■ Given data:
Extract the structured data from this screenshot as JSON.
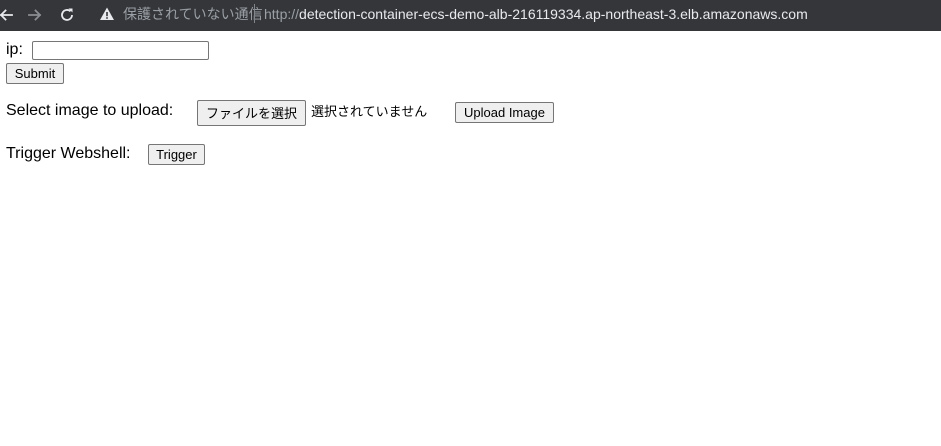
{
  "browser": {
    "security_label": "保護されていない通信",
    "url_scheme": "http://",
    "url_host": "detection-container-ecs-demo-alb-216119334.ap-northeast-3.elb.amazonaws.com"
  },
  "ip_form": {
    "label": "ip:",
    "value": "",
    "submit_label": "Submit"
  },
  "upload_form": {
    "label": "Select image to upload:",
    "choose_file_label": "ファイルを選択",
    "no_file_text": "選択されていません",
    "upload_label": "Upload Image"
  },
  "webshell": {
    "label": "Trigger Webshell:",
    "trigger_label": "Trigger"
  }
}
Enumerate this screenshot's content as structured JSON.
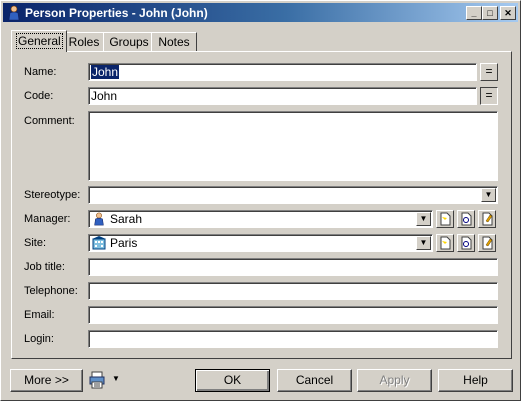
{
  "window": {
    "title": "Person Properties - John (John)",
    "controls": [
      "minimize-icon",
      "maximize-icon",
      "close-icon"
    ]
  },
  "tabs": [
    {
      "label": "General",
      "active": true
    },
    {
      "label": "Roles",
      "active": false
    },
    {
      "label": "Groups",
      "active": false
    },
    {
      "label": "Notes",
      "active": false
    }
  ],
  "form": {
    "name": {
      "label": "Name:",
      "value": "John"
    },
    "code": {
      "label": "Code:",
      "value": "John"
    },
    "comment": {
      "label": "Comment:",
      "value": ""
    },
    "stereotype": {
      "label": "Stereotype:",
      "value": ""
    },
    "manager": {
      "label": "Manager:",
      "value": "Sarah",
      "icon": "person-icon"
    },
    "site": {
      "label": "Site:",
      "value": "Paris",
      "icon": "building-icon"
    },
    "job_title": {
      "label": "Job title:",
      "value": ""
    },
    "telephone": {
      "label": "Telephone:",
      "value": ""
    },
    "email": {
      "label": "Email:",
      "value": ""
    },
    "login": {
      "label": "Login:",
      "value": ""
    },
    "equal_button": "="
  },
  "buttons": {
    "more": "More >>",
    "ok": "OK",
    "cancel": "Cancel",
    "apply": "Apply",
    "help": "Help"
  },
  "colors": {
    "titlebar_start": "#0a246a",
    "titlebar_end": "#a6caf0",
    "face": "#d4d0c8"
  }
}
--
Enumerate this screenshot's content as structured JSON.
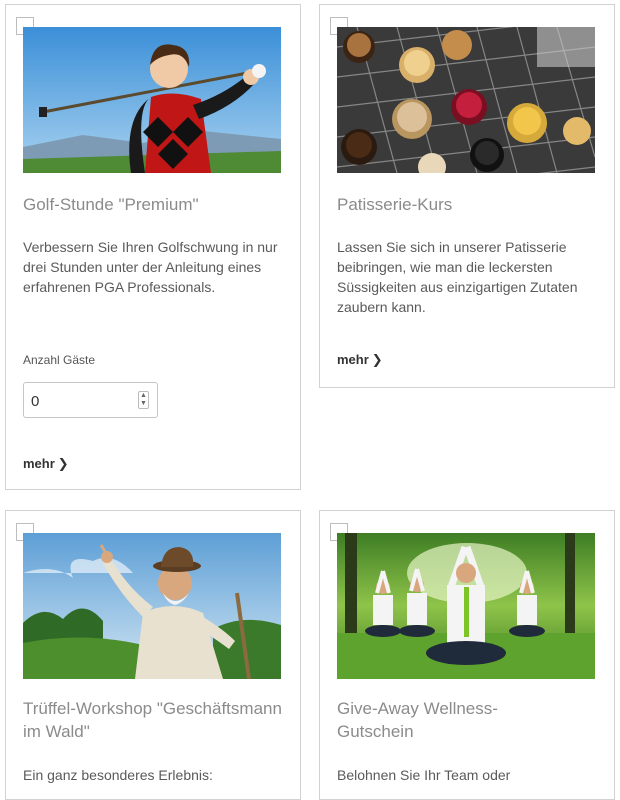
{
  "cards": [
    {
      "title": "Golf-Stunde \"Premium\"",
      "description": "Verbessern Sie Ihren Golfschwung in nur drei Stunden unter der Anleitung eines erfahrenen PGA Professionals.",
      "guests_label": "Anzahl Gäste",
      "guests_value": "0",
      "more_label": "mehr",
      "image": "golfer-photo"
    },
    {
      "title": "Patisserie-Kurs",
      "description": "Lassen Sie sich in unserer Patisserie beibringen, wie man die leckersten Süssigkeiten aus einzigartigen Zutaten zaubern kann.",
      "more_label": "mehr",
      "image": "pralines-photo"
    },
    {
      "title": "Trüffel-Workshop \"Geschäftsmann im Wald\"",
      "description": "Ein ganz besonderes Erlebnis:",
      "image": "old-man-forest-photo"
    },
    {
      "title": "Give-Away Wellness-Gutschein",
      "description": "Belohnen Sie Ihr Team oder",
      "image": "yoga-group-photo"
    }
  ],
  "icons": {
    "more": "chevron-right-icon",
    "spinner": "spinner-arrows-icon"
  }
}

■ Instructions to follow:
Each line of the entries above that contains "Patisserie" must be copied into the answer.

■ Reply to the exercise:
      "title": "Patisserie-Kurs",
      "description": "Lassen Sie sich in unserer Patisserie beibringen, wie man die leckersten Süssigkeiten aus einzigartigen Zutaten zaubern kann.",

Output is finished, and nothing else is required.